=== Action item ===
Output every record exactly, and nothing more.

-------- The input

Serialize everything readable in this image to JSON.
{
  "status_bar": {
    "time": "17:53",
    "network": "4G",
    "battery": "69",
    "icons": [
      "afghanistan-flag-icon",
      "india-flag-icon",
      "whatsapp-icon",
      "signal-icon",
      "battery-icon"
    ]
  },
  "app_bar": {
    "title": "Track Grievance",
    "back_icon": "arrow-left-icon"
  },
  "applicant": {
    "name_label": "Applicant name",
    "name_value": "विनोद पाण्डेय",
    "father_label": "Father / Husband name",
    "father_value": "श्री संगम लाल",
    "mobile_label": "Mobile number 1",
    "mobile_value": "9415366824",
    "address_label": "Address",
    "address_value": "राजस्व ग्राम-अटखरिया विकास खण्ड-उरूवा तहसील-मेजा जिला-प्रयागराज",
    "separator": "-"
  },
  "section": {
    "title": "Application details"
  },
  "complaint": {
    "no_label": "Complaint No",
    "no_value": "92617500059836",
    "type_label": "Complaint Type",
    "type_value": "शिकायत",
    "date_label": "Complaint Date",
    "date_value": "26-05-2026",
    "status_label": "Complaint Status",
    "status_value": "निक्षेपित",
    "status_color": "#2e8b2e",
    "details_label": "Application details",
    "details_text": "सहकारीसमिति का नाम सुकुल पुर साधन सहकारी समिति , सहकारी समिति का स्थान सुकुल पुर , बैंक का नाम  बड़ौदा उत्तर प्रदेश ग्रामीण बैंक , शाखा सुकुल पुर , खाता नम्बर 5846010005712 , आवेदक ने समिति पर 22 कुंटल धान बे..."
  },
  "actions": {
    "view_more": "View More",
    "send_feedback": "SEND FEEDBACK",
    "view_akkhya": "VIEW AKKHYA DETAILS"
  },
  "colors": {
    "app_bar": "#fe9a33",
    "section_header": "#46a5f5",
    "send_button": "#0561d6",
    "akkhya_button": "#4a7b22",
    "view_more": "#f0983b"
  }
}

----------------

=== Response to the task ===
Serialize everything readable in this image to JSON.
{
  "status_bar": {
    "time": "17:53",
    "network": "4G",
    "battery": "69",
    "icons": [
      "afghanistan-flag-icon",
      "india-flag-icon",
      "whatsapp-icon",
      "signal-icon",
      "battery-icon"
    ]
  },
  "app_bar": {
    "title": "Track Grievance",
    "back_icon": "arrow-left-icon"
  },
  "applicant": {
    "name_label": "Applicant name",
    "name_value": "विनोद पाण्डेय",
    "father_label": "Father / Husband name",
    "father_value": "श्री संगम लाल",
    "mobile_label": "Mobile number 1",
    "mobile_value": "9415366824",
    "address_label": "Address",
    "address_value": "राजस्व ग्राम-अटखरिया विकास खण्ड-उरूवा तहसील-मेजा जिला-प्रयागराज",
    "separator": "-"
  },
  "section": {
    "title": "Application details"
  },
  "complaint": {
    "no_label": "Complaint No",
    "no_value": "92617500059836",
    "type_label": "Complaint Type",
    "type_value": "शिकायत",
    "date_label": "Complaint Date",
    "date_value": "26-05-2026",
    "status_label": "Complaint Status",
    "status_value": "निक्षेपित",
    "status_color": "#2e8b2e",
    "details_label": "Application details",
    "details_text": "सहकारीसमिति का नाम सुकुल पुर साधन सहकारी समिति , सहकारी समिति का स्थान सुकुल पुर , बैंक का नाम  बड़ौदा उत्तर प्रदेश ग्रामीण बैंक , शाखा सुकुल पुर , खाता नम्बर 5846010005712 , आवेदक ने समिति पर 22 कुंटल धान बे..."
  },
  "actions": {
    "view_more": "View More",
    "send_feedback": "SEND FEEDBACK",
    "view_akkhya": "VIEW AKKHYA DETAILS"
  },
  "colors": {
    "app_bar": "#fe9a33",
    "section_header": "#46a5f5",
    "send_button": "#0561d6",
    "akkhya_button": "#4a7b22",
    "view_more": "#f0983b"
  }
}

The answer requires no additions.